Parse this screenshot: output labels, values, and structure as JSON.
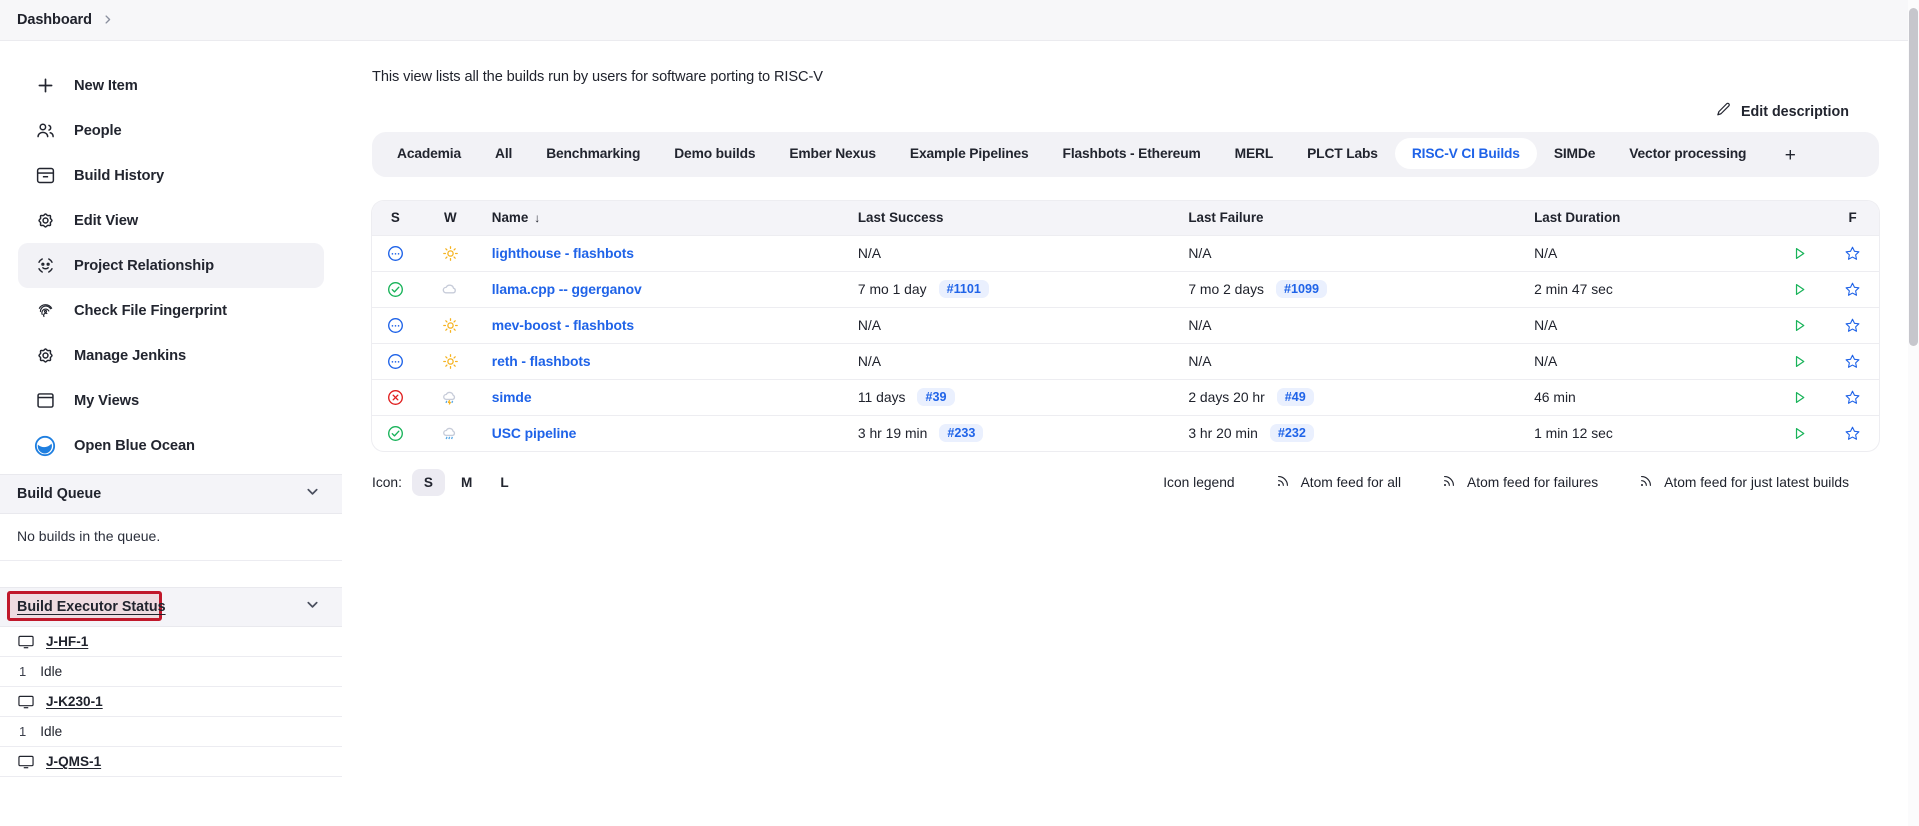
{
  "breadcrumb": {
    "root": "Dashboard",
    "separator": "›"
  },
  "sidebar": {
    "items": [
      {
        "label": "New Item",
        "icon": "plus-icon",
        "active": false
      },
      {
        "label": "People",
        "icon": "people-icon",
        "active": false
      },
      {
        "label": "Build History",
        "icon": "build-history-icon",
        "active": false
      },
      {
        "label": "Edit View",
        "icon": "gear-icon",
        "active": false
      },
      {
        "label": "Project Relationship",
        "icon": "project-relationship-icon",
        "active": true
      },
      {
        "label": "Check File Fingerprint",
        "icon": "fingerprint-icon",
        "active": false
      },
      {
        "label": "Manage Jenkins",
        "icon": "gear-icon",
        "active": false
      },
      {
        "label": "My Views",
        "icon": "my-views-icon",
        "active": false
      },
      {
        "label": "Open Blue Ocean",
        "icon": "blue-ocean-icon",
        "active": false
      }
    ],
    "build_queue": {
      "title": "Build Queue",
      "empty_text": "No builds in the queue.",
      "collapse_icon": "chevron-down-icon"
    },
    "build_executor_status": {
      "title": "Build Executor Status",
      "collapse_icon": "chevron-down-icon",
      "highlighted": true,
      "highlight_color": "#c0182b",
      "executors": [
        {
          "name": "J-HF-1",
          "icon": "computer-icon",
          "slot": "1",
          "status": "Idle"
        },
        {
          "name": "J-K230-1",
          "icon": "computer-icon",
          "slot": "1",
          "status": "Idle"
        },
        {
          "name": "J-QMS-1",
          "icon": "computer-icon",
          "slot": "",
          "status": ""
        }
      ]
    }
  },
  "main": {
    "description": "This view lists all the builds run by users for software porting to RISC-V",
    "edit_description": {
      "label": "Edit description",
      "icon": "pencil-icon"
    },
    "tabs": [
      {
        "label": "Academia",
        "selected": false
      },
      {
        "label": "All",
        "selected": false
      },
      {
        "label": "Benchmarking",
        "selected": false
      },
      {
        "label": "Demo builds",
        "selected": false
      },
      {
        "label": "Ember Nexus",
        "selected": false
      },
      {
        "label": "Example Pipelines",
        "selected": false
      },
      {
        "label": "Flashbots - Ethereum",
        "selected": false
      },
      {
        "label": "MERL",
        "selected": false
      },
      {
        "label": "PLCT Labs",
        "selected": false
      },
      {
        "label": "RISC-V CI Builds",
        "selected": true
      },
      {
        "label": "SIMDe",
        "selected": false
      },
      {
        "label": "Vector processing",
        "selected": false
      }
    ],
    "tab_add_label": "+",
    "table": {
      "columns": [
        {
          "key": "s",
          "label": "S"
        },
        {
          "key": "w",
          "label": "W"
        },
        {
          "key": "name",
          "label": "Name",
          "sorted": true,
          "sort_arrow": "↓"
        },
        {
          "key": "last_success",
          "label": "Last Success"
        },
        {
          "key": "last_failure",
          "label": "Last Failure"
        },
        {
          "key": "last_duration",
          "label": "Last Duration"
        },
        {
          "key": "run",
          "label": ""
        },
        {
          "key": "f",
          "label": "F"
        }
      ],
      "rows": [
        {
          "status": "pending",
          "status_icon": "status-pending-icon",
          "weather": "sunny",
          "weather_icon": "weather-sunny-icon",
          "name": "lighthouse - flashbots",
          "last_success": "N/A",
          "last_success_build": "",
          "last_failure": "N/A",
          "last_failure_build": "",
          "last_duration": "N/A",
          "run_icon": "run-build-icon",
          "favorite_icon": "star-icon"
        },
        {
          "status": "success",
          "status_icon": "status-success-icon",
          "weather": "cloudy",
          "weather_icon": "weather-cloudy-icon",
          "name": "llama.cpp -- ggerganov",
          "last_success": "7 mo 1 day",
          "last_success_build": "#1101",
          "last_failure": "7 mo 2 days",
          "last_failure_build": "#1099",
          "last_duration": "2 min 47 sec",
          "run_icon": "run-build-icon",
          "favorite_icon": "star-icon"
        },
        {
          "status": "pending",
          "status_icon": "status-pending-icon",
          "weather": "sunny",
          "weather_icon": "weather-sunny-icon",
          "name": "mev-boost - flashbots",
          "last_success": "N/A",
          "last_success_build": "",
          "last_failure": "N/A",
          "last_failure_build": "",
          "last_duration": "N/A",
          "run_icon": "run-build-icon",
          "favorite_icon": "star-icon"
        },
        {
          "status": "pending",
          "status_icon": "status-pending-icon",
          "weather": "sunny",
          "weather_icon": "weather-sunny-icon",
          "name": "reth - flashbots",
          "last_success": "N/A",
          "last_success_build": "",
          "last_failure": "N/A",
          "last_failure_build": "",
          "last_duration": "N/A",
          "run_icon": "run-build-icon",
          "favorite_icon": "star-icon"
        },
        {
          "status": "failed",
          "status_icon": "status-failed-icon",
          "weather": "storm",
          "weather_icon": "weather-storm-icon",
          "name": "simde",
          "last_success": "11 days",
          "last_success_build": "#39",
          "last_failure": "2 days 20 hr",
          "last_failure_build": "#49",
          "last_duration": "46 min",
          "run_icon": "run-build-icon",
          "favorite_icon": "star-icon"
        },
        {
          "status": "success",
          "status_icon": "status-success-icon",
          "weather": "rain",
          "weather_icon": "weather-rain-icon",
          "name": "USC pipeline",
          "last_success": "3 hr 19 min",
          "last_success_build": "#233",
          "last_failure": "3 hr 20 min",
          "last_failure_build": "#232",
          "last_duration": "1 min 12 sec",
          "run_icon": "run-build-icon",
          "favorite_icon": "star-icon"
        }
      ]
    },
    "footer": {
      "icon_label": "Icon:",
      "sizes": [
        {
          "label": "S",
          "selected": true
        },
        {
          "label": "M",
          "selected": false
        },
        {
          "label": "L",
          "selected": false
        }
      ],
      "icon_legend": "Icon legend",
      "feeds": [
        {
          "label": "Atom feed for all",
          "icon": "rss-icon"
        },
        {
          "label": "Atom feed for failures",
          "icon": "rss-icon"
        },
        {
          "label": "Atom feed for just latest builds",
          "icon": "rss-icon"
        }
      ]
    }
  },
  "colors": {
    "accent_blue": "#1f63e8",
    "success_green": "#19b35a",
    "failure_red": "#e02020",
    "pending_blue": "#1f63e8",
    "weather_sunny": "#f5b320",
    "highlight_red": "#c0182b"
  }
}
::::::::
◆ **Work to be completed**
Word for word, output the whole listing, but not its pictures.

◆ **Task output**
Parse this screenshot: output labels, values, and structure as JSON.
{
  "breadcrumb": {
    "root": "Dashboard",
    "separator": "›"
  },
  "sidebar": {
    "items": [
      {
        "label": "New Item",
        "icon": "plus-icon",
        "active": false
      },
      {
        "label": "People",
        "icon": "people-icon",
        "active": false
      },
      {
        "label": "Build History",
        "icon": "build-history-icon",
        "active": false
      },
      {
        "label": "Edit View",
        "icon": "gear-icon",
        "active": false
      },
      {
        "label": "Project Relationship",
        "icon": "project-relationship-icon",
        "active": true
      },
      {
        "label": "Check File Fingerprint",
        "icon": "fingerprint-icon",
        "active": false
      },
      {
        "label": "Manage Jenkins",
        "icon": "gear-icon",
        "active": false
      },
      {
        "label": "My Views",
        "icon": "my-views-icon",
        "active": false
      },
      {
        "label": "Open Blue Ocean",
        "icon": "blue-ocean-icon",
        "active": false
      }
    ],
    "build_queue": {
      "title": "Build Queue",
      "empty_text": "No builds in the queue.",
      "collapse_icon": "chevron-down-icon"
    },
    "build_executor_status": {
      "title": "Build Executor Status",
      "collapse_icon": "chevron-down-icon",
      "highlighted": true,
      "highlight_color": "#c0182b",
      "executors": [
        {
          "name": "J-HF-1",
          "icon": "computer-icon",
          "slot": "1",
          "status": "Idle"
        },
        {
          "name": "J-K230-1",
          "icon": "computer-icon",
          "slot": "1",
          "status": "Idle"
        },
        {
          "name": "J-QMS-1",
          "icon": "computer-icon",
          "slot": "",
          "status": ""
        }
      ]
    }
  },
  "main": {
    "description": "This view lists all the builds run by users for software porting to RISC-V",
    "edit_description": {
      "label": "Edit description",
      "icon": "pencil-icon"
    },
    "tabs": [
      {
        "label": "Academia",
        "selected": false
      },
      {
        "label": "All",
        "selected": false
      },
      {
        "label": "Benchmarking",
        "selected": false
      },
      {
        "label": "Demo builds",
        "selected": false
      },
      {
        "label": "Ember Nexus",
        "selected": false
      },
      {
        "label": "Example Pipelines",
        "selected": false
      },
      {
        "label": "Flashbots - Ethereum",
        "selected": false
      },
      {
        "label": "MERL",
        "selected": false
      },
      {
        "label": "PLCT Labs",
        "selected": false
      },
      {
        "label": "RISC-V CI Builds",
        "selected": true
      },
      {
        "label": "SIMDe",
        "selected": false
      },
      {
        "label": "Vector processing",
        "selected": false
      }
    ],
    "tab_add_label": "+",
    "table": {
      "columns": [
        {
          "key": "s",
          "label": "S"
        },
        {
          "key": "w",
          "label": "W"
        },
        {
          "key": "name",
          "label": "Name",
          "sorted": true,
          "sort_arrow": "↓"
        },
        {
          "key": "last_success",
          "label": "Last Success"
        },
        {
          "key": "last_failure",
          "label": "Last Failure"
        },
        {
          "key": "last_duration",
          "label": "Last Duration"
        },
        {
          "key": "run",
          "label": ""
        },
        {
          "key": "f",
          "label": "F"
        }
      ],
      "rows": [
        {
          "status": "pending",
          "status_icon": "status-pending-icon",
          "weather": "sunny",
          "weather_icon": "weather-sunny-icon",
          "name": "lighthouse - flashbots",
          "last_success": "N/A",
          "last_success_build": "",
          "last_failure": "N/A",
          "last_failure_build": "",
          "last_duration": "N/A",
          "run_icon": "run-build-icon",
          "favorite_icon": "star-icon"
        },
        {
          "status": "success",
          "status_icon": "status-success-icon",
          "weather": "cloudy",
          "weather_icon": "weather-cloudy-icon",
          "name": "llama.cpp -- ggerganov",
          "last_success": "7 mo 1 day",
          "last_success_build": "#1101",
          "last_failure": "7 mo 2 days",
          "last_failure_build": "#1099",
          "last_duration": "2 min 47 sec",
          "run_icon": "run-build-icon",
          "favorite_icon": "star-icon"
        },
        {
          "status": "pending",
          "status_icon": "status-pending-icon",
          "weather": "sunny",
          "weather_icon": "weather-sunny-icon",
          "name": "mev-boost - flashbots",
          "last_success": "N/A",
          "last_success_build": "",
          "last_failure": "N/A",
          "last_failure_build": "",
          "last_duration": "N/A",
          "run_icon": "run-build-icon",
          "favorite_icon": "star-icon"
        },
        {
          "status": "pending",
          "status_icon": "status-pending-icon",
          "weather": "sunny",
          "weather_icon": "weather-sunny-icon",
          "name": "reth - flashbots",
          "last_success": "N/A",
          "last_success_build": "",
          "last_failure": "N/A",
          "last_failure_build": "",
          "last_duration": "N/A",
          "run_icon": "run-build-icon",
          "favorite_icon": "star-icon"
        },
        {
          "status": "failed",
          "status_icon": "status-failed-icon",
          "weather": "storm",
          "weather_icon": "weather-storm-icon",
          "name": "simde",
          "last_success": "11 days",
          "last_success_build": "#39",
          "last_failure": "2 days 20 hr",
          "last_failure_build": "#49",
          "last_duration": "46 min",
          "run_icon": "run-build-icon",
          "favorite_icon": "star-icon"
        },
        {
          "status": "success",
          "status_icon": "status-success-icon",
          "weather": "rain",
          "weather_icon": "weather-rain-icon",
          "name": "USC pipeline",
          "last_success": "3 hr 19 min",
          "last_success_build": "#233",
          "last_failure": "3 hr 20 min",
          "last_failure_build": "#232",
          "last_duration": "1 min 12 sec",
          "run_icon": "run-build-icon",
          "favorite_icon": "star-icon"
        }
      ]
    },
    "footer": {
      "icon_label": "Icon:",
      "sizes": [
        {
          "label": "S",
          "selected": true
        },
        {
          "label": "M",
          "selected": false
        },
        {
          "label": "L",
          "selected": false
        }
      ],
      "icon_legend": "Icon legend",
      "feeds": [
        {
          "label": "Atom feed for all",
          "icon": "rss-icon"
        },
        {
          "label": "Atom feed for failures",
          "icon": "rss-icon"
        },
        {
          "label": "Atom feed for just latest builds",
          "icon": "rss-icon"
        }
      ]
    }
  },
  "colors": {
    "accent_blue": "#1f63e8",
    "success_green": "#19b35a",
    "failure_red": "#e02020",
    "pending_blue": "#1f63e8",
    "weather_sunny": "#f5b320",
    "highlight_red": "#c0182b"
  }
}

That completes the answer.